this and looking at social media to quantify this. if phenomenon of you have specific familiarity i'd be happy to hear comments. >> this study was funded out of the stem activation parts. we're really excited about it. both the coverage we managed to get all together, right, not just one source, what i wanted to point out a lot of studies are still olympian going. i'm really glad you're looking at this initial report but want to make sure we draw your attention to the final report once it's been completed. we feel it's absolutely crucial to social sciences to make sure your research active and up to date. >> good.
9:16 pm

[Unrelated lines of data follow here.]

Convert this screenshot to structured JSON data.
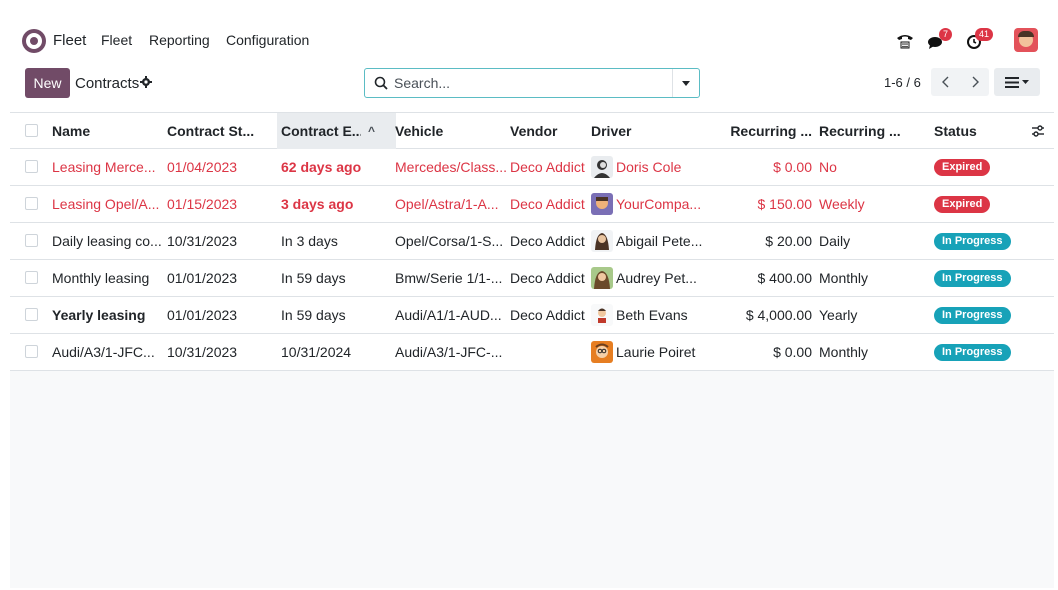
{
  "navbar": {
    "brand": "Fleet",
    "menu": [
      "Fleet",
      "Reporting",
      "Configuration"
    ],
    "icons": [
      "phone-icon",
      "chat-icon",
      "activity-clock-icon"
    ],
    "chat_count": "7",
    "activity_count": "41"
  },
  "control_panel": {
    "new_label": "New",
    "title": "Contracts",
    "search_placeholder": "Search...",
    "pager": "1-6 / 6"
  },
  "table": {
    "headers": {
      "name": "Name",
      "contract_start": "Contract St...",
      "contract_end": "Contract E...",
      "vehicle": "Vehicle",
      "vendor": "Vendor",
      "driver": "Driver",
      "recurring_cost": "Recurring ...",
      "recurring_freq": "Recurring ...",
      "status": "Status"
    },
    "rows": [
      {
        "name": "Leasing Merce...",
        "start": "01/04/2023",
        "end": "62 days ago",
        "vehicle": "Mercedes/Class...",
        "vendor": "Deco Addict",
        "driver": "Doris Cole",
        "cost": "$ 0.00",
        "freq": "No",
        "status": "Expired",
        "state": "expired"
      },
      {
        "name": "Leasing Opel/A...",
        "start": "01/15/2023",
        "end": "3 days ago",
        "vehicle": "Opel/Astra/1-A...",
        "vendor": "Deco Addict",
        "driver": "YourCompa...",
        "cost": "$ 150.00",
        "freq": "Weekly",
        "status": "Expired",
        "state": "expired"
      },
      {
        "name": "Daily leasing co...",
        "start": "10/31/2023",
        "end": "In 3 days",
        "vehicle": "Opel/Corsa/1-S...",
        "vendor": "Deco Addict",
        "driver": "Abigail Pete...",
        "cost": "$ 20.00",
        "freq": "Daily",
        "status": "In Progress",
        "state": "progress"
      },
      {
        "name": "Monthly leasing",
        "start": "01/01/2023",
        "end": "In 59 days",
        "vehicle": "Bmw/Serie 1/1-...",
        "vendor": "Deco Addict",
        "driver": "Audrey Pet...",
        "cost": "$ 400.00",
        "freq": "Monthly",
        "status": "In Progress",
        "state": "progress"
      },
      {
        "name": "Yearly leasing",
        "start": "01/01/2023",
        "end": "In 59 days",
        "vehicle": "Audi/A1/1-AUD...",
        "vendor": "Deco Addict",
        "driver": "Beth Evans",
        "cost": "$ 4,000.00",
        "freq": "Yearly",
        "status": "In Progress",
        "state": "progress"
      },
      {
        "name": "Audi/A3/1-JFC...",
        "start": "10/31/2023",
        "end": "10/31/2024",
        "vehicle": "Audi/A3/1-JFC-...",
        "vendor": "",
        "driver": "Laurie Poiret",
        "cost": "$ 0.00",
        "freq": "Monthly",
        "status": "In Progress",
        "state": "progress"
      }
    ]
  },
  "colors": {
    "brand": "#714b67",
    "expired": "#dc3545",
    "in_progress": "#17a2b8",
    "search_border": "#5bbcc4"
  }
}
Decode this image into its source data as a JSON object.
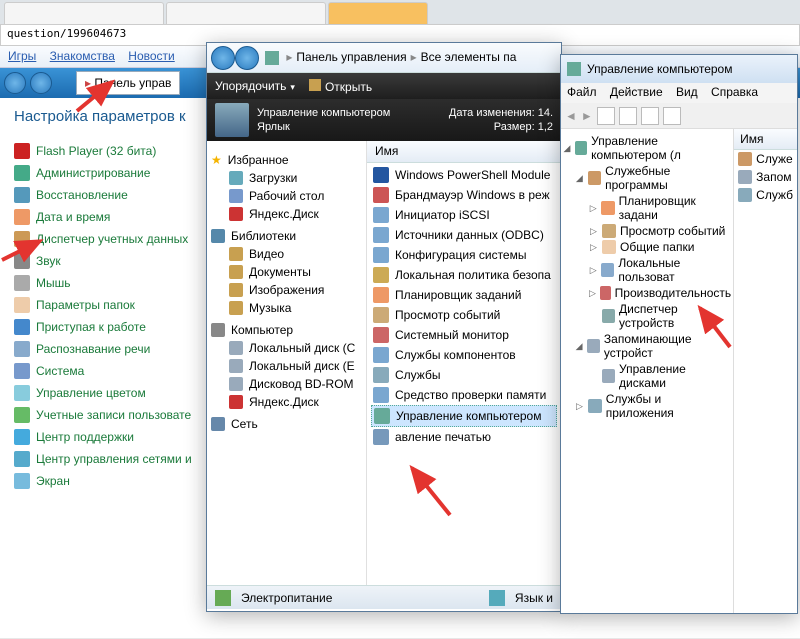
{
  "browser": {
    "tabs": [
      "…",
      "…",
      "…"
    ],
    "url": "question/199604673",
    "links": [
      "Игры",
      "Знакомства",
      "Новости"
    ]
  },
  "cp": {
    "crumb": "Панель управ",
    "title": "Настройка параметров к",
    "items": [
      "Flash Player (32 бита)",
      "Администрирование",
      "Восстановление",
      "Дата и время",
      "Диспетчер учетных данных",
      "Звук",
      "Мышь",
      "Параметры папок",
      "Приступая к работе",
      "Распознавание речи",
      "Система",
      "Управление цветом",
      "Учетные записи пользовате",
      "Центр поддержки",
      "Центр управления сетями и",
      "Экран"
    ]
  },
  "explorer": {
    "path1": "Панель управления",
    "path2": "Все элементы па",
    "toolbar": {
      "organize": "Упорядочить",
      "open": "Открыть"
    },
    "preview": {
      "title": "Управление компьютером",
      "type": "Ярлык",
      "date_label": "Дата изменения:",
      "date": "14.",
      "size_label": "Размер:",
      "size": "1,2"
    },
    "nav": {
      "fav": "Избранное",
      "fav_items": [
        "Загрузки",
        "Рабочий стол",
        "Яндекс.Диск"
      ],
      "lib": "Библиотеки",
      "lib_items": [
        "Видео",
        "Документы",
        "Изображения",
        "Музыка"
      ],
      "comp": "Компьютер",
      "comp_items": [
        "Локальный диск (C",
        "Локальный диск (E",
        "Дисковод BD-ROM",
        "Яндекс.Диск"
      ],
      "net": "Сеть"
    },
    "col_name": "Имя",
    "files": [
      "Windows PowerShell Module",
      "Брандмауэр Windows в реж",
      "Инициатор iSCSI",
      "Источники данных (ODBC)",
      "Конфигурация системы",
      "Локальная политика безопа",
      "Планировщик заданий",
      "Просмотр событий",
      "Системный монитор",
      "Службы компонентов",
      "Службы",
      "Средство проверки памяти",
      "Управление компьютером",
      "авление печатью"
    ],
    "status": {
      "a": "Электропитание",
      "b": "Язык и"
    }
  },
  "mmc": {
    "title": "Управление компьютером",
    "menu": [
      "Файл",
      "Действие",
      "Вид",
      "Справка"
    ],
    "root": "Управление компьютером (л",
    "sys": "Служебные программы",
    "sys_items": [
      "Планировщик задани",
      "Просмотр событий",
      "Общие папки",
      "Локальные пользоват",
      "Производительность",
      "Диспетчер устройств"
    ],
    "storage": "Запоминающие устройст",
    "storage_items": [
      "Управление дисками"
    ],
    "services": "Службы и приложения",
    "side_hd": "Имя",
    "side_items": [
      "Служе",
      "Запом",
      "Служб"
    ]
  }
}
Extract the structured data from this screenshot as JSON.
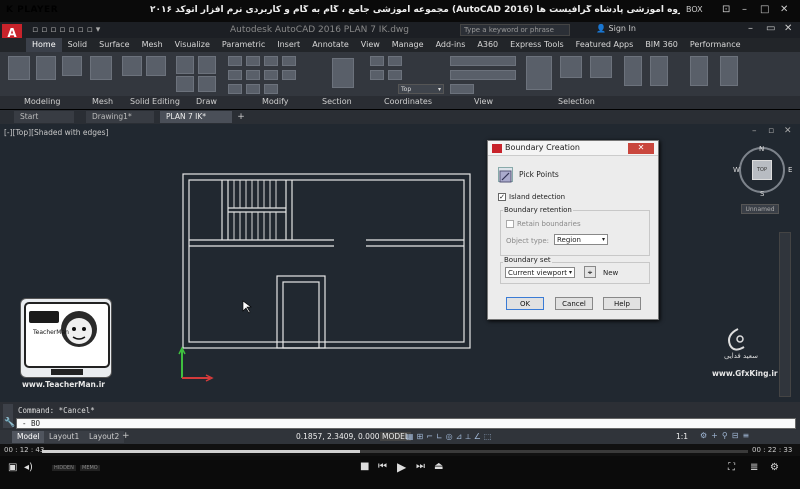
{
  "player": {
    "logo": "K PLAYER",
    "title": "مجموعه آموزشی جامع ، گام به گام و کاربردی نرم افزار اتوکد ۲۰۱۶ (AutoCAD 2016) مدرس : سعید فدایی (تیچرمن) گروه آموزشی پادشاه گرافیست ها",
    "badge": "BOX",
    "time_elapsed": "00 : 12 : 43",
    "time_total": "00 : 22 : 33",
    "progress": 0.45,
    "mini_labels": [
      "HIDDEN",
      "MEMO",
      "BOX"
    ]
  },
  "acad": {
    "logo": "A",
    "filename": "Autodesk AutoCAD 2016  PLAN 7 IK.dwg",
    "search_placeholder": "Type a keyword or phrase",
    "signin": "Sign In"
  },
  "ribbon": {
    "tabs": [
      "Home",
      "Solid",
      "Surface",
      "Mesh",
      "Visualize",
      "Parametric",
      "Insert",
      "Annotate",
      "View",
      "Manage",
      "Add-ins",
      "A360",
      "Express Tools",
      "Featured Apps",
      "BIM 360",
      "Performance"
    ],
    "active_tab": "Home",
    "panels": [
      "Modeling",
      "Mesh",
      "Solid Editing",
      "Draw",
      "Modify",
      "Section",
      "Coordinates",
      "View",
      "Selection"
    ],
    "layer_value": "Top"
  },
  "doc_tabs": [
    "Start",
    "Drawing1*",
    "PLAN 7 IK*"
  ],
  "viewport": {
    "label": "[-][Top][Shaded with edges]",
    "wcs": "Unnamed",
    "compass": {
      "n": "N",
      "w": "W",
      "e": "E",
      "s": "S",
      "face": "TOP"
    }
  },
  "dialog": {
    "title": "Boundary Creation",
    "pick_points": "Pick Points",
    "island_detection": "Island detection",
    "island_checked": true,
    "boundary_retention": "Boundary retention",
    "retain_boundaries": "Retain boundaries",
    "object_type_label": "Object type:",
    "object_type_value": "Region",
    "boundary_set": "Boundary set",
    "boundary_set_value": "Current viewport",
    "new_label": "New",
    "ok": "OK",
    "cancel": "Cancel",
    "help": "Help"
  },
  "overlay": {
    "teacher_url": "www.TeacherMan.ir",
    "teacher_name": "TeacherMan",
    "gfx_name": "سعید فدایی",
    "gfx_url": "www.GfxKing.ir"
  },
  "command": {
    "history": "Command: *Cancel*",
    "input": "- BO"
  },
  "status": {
    "layout_tabs": [
      "Model",
      "Layout1",
      "Layout2"
    ],
    "active_layout": "Model",
    "coords": "0.1857, 2.3409, 0.0000",
    "model": "MODEL",
    "scale": "1:1"
  }
}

always nice to see government doing its job well. to get to scientific things here, how much overlap is there in emp events caused by nuclear events? is this a separate set of litigation even though there are similarities and the time frame. obviously the skiptture i is way different. >> i can say a few things i learned about this from my fema colleagues. percent when they start thinking about, okay, what's the result of a space station weather event. they say here is what we have that looks like a face weather event. an emp pole says it looks like a
9:17 pm

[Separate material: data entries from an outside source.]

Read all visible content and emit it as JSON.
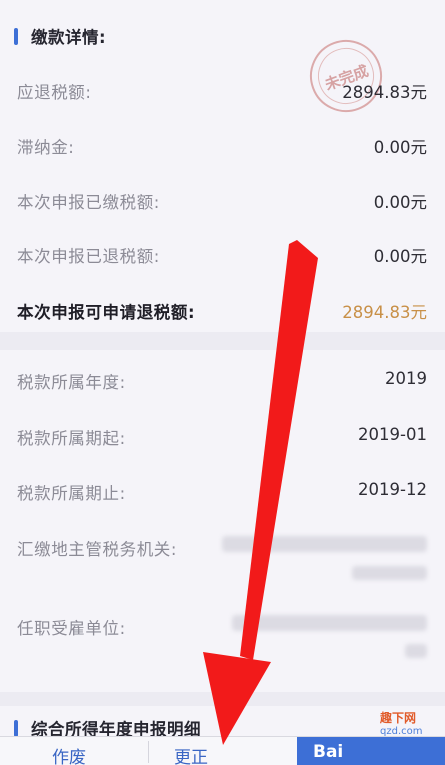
{
  "section1": {
    "title": "缴款详情:",
    "stamp": "未完成",
    "rows": [
      {
        "label": "应退税额:",
        "value": "2894.83元"
      },
      {
        "label": "滞纳金:",
        "value": "0.00元"
      },
      {
        "label": "本次申报已缴税额:",
        "value": "0.00元"
      },
      {
        "label": "本次申报已退税额:",
        "value": "0.00元"
      },
      {
        "label": "本次申报可申请退税额:",
        "value": "2894.83元"
      }
    ]
  },
  "section2": {
    "rows": [
      {
        "label": "税款所属年度:",
        "value": "2019"
      },
      {
        "label": "税款所属期起:",
        "value": "2019-01"
      },
      {
        "label": "税款所属期止:",
        "value": "2019-12"
      },
      {
        "label": "汇缴地主管税务机关:"
      },
      {
        "label": "任职受雇单位:"
      }
    ]
  },
  "section3": {
    "title": "综合所得年度申报明细"
  },
  "bottom_bar": {
    "cancel_label": "作废",
    "correct_label": "更正",
    "primary_label": "Bai"
  },
  "watermark": {
    "line1": "趣下网",
    "line2": "qzd.com"
  },
  "colors": {
    "accent": "#3d6fd6",
    "highlight_value": "#c89048",
    "arrow": "#f21a1a"
  }
}
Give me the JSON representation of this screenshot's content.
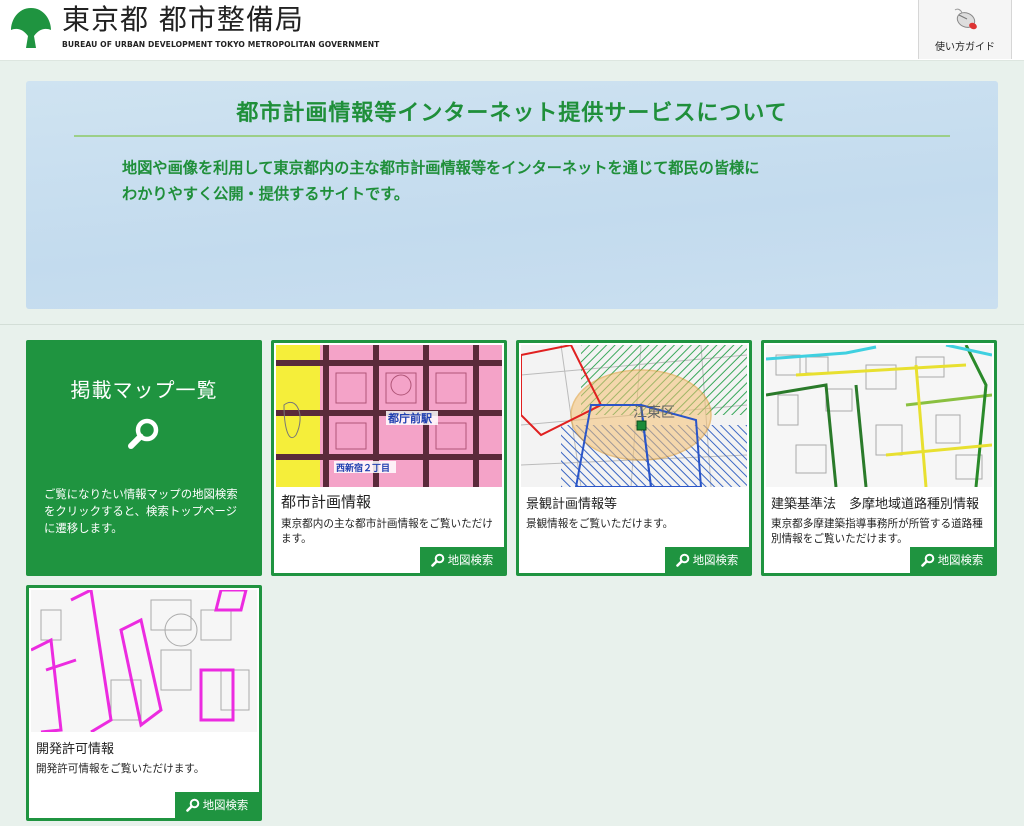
{
  "header": {
    "title": "東京都 都市整備局",
    "subtitle": "BUREAU OF URBAN DEVELOPMENT TOKYO METROPOLITAN GOVERNMENT",
    "guide_label": "使い方ガイド"
  },
  "about": {
    "title": "都市計画情報等インターネット提供サービスについて",
    "line1": "地図や画像を利用して東京都内の主な都市計画情報等をインターネットを通じて都民の皆様に",
    "line2": "わかりやすく公開・提供するサイトです。"
  },
  "intro": {
    "title": "掲載マップ一覧",
    "text": "ご覧になりたい情報マップの地図検索をクリックすると、検索トップページに遷移します。"
  },
  "cards": [
    {
      "title": "都市計画情報",
      "desc": "東京都内の主な都市計画情報をご覧いただけます。",
      "button": "地図検索",
      "map_labels": [
        "都庁前駅",
        "西新宿２丁目"
      ]
    },
    {
      "title": "景観計画情報等",
      "desc": "景観情報をご覧いただけます。",
      "button": "地図検索",
      "map_labels": [
        "江東区"
      ]
    },
    {
      "title": "建築基準法　多摩地域道路種別情報",
      "desc": "東京都多摩建築指導事務所が所管する道路種別情報をご覧いただけます。",
      "button": "地図検索"
    },
    {
      "title": "開発許可情報",
      "desc": "開発許可情報をご覧いただけます。",
      "button": "地図検索"
    }
  ],
  "colors": {
    "brand_green": "#1f9440",
    "about_bg": "#c8dff0",
    "about_text": "#1f8f3a"
  }
}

says. weather o. within nsf we don't engage in that activity. they take as a starting point what they already have and instead of starting from square zero. >> one of the major differences between the two events is the geographic ex-send of the very. the real worry of the type that dr. hammel outlined earlier, it will be regional in nature. it would overload as a regional type of thing. there's similarities. this physicalics locally with
9:18 pm
the electric field goal up, the geographic effect and overwhelm extent of damage. >> all nuclear created events are not equal, depending orn you. i just wanted to share your planning on that. neither of the two events are low probableability high damage events is something our democracy does not do that well. i'm enkaurnged think you are not part of that problem. i yield back. thank you. >> thank you for what you provided for our students across the country. i was watching on the plane, seeing the web activity and
9:19 pm
captured. and now research going forward, it was exciting to see this in action. i do believe we have only left for voting. the hearing is now a14ed. the hearing is now adjourned.
9:20 pm
ul ves stad ulf stad ul ves tad
9:21 pm
9:22 pm
9:23 pm
9:24 pm
friday on c-span3, a look at cybersecurity issues concerning the government and private sector right here on c-span3. this weekend on american history tv on c-span3, saturday at 8:00 p.m. eastern, on lectures and history, university of virginia professor gary gallagher on the legacy of the civil war. >> the loyal white citizenry and american africans had very different takes as they went
9:25 pm
through appomattox service breaks. >> president clinton marking the 60th integration of little rock high school. >> i wanted to say, you did 60 years, take a victory lap, put on your dancing shoes, have a good time. but instead i have to say you got to put on your marching boots and lead us again. then at 7:00 p.m. eastern on oral histories, we continue our series on photojournalists with an interview with darrell highkiss. >> you tried to be working especially the white house to have the optimum leps in your hand and maximum amount of film when ever something happens, because in just a split second
9:26 pm
it can be there and you've got it and the person standing next to you does or doesn't have it. >> at 9:00 p.m. eastern, hamilton playwright and actor, lynn manuel miranda accepts the 20153rd awater. >> when you're a theater kid, you learn to work hard to create something greater than the sum of your parts. the for the sake of something great learn to trust your passion and let it lead the way. without the arts programs i wouldn't be standing here and without alexander hamilton, very few of us would be here either. next on 3 span 3 a discussion about the u.s. options with north korea talking

12 Views

info Stream Only

Uploaded by TV Archive on